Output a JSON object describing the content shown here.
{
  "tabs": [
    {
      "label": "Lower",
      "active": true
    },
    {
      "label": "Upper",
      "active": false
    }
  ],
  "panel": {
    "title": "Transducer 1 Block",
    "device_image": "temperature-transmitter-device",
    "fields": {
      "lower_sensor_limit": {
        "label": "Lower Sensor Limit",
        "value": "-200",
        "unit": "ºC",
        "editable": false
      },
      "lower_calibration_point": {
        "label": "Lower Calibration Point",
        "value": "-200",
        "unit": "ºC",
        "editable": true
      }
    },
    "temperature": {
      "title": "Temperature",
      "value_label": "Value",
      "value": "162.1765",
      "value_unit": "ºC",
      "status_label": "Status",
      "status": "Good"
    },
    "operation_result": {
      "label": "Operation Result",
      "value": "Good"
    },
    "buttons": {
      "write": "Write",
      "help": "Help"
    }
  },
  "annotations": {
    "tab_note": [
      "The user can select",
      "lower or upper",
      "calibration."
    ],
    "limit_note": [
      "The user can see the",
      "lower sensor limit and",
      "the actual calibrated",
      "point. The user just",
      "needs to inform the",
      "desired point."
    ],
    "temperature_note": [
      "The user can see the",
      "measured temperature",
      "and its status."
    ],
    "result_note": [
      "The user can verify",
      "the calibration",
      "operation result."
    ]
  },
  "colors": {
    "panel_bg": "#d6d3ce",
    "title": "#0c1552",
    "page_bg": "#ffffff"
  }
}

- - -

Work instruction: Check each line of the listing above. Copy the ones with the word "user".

Result:
      "The user can select",
      "The user can see the",
      "point. The user just",
      "The user can see the",
      "The user can verify",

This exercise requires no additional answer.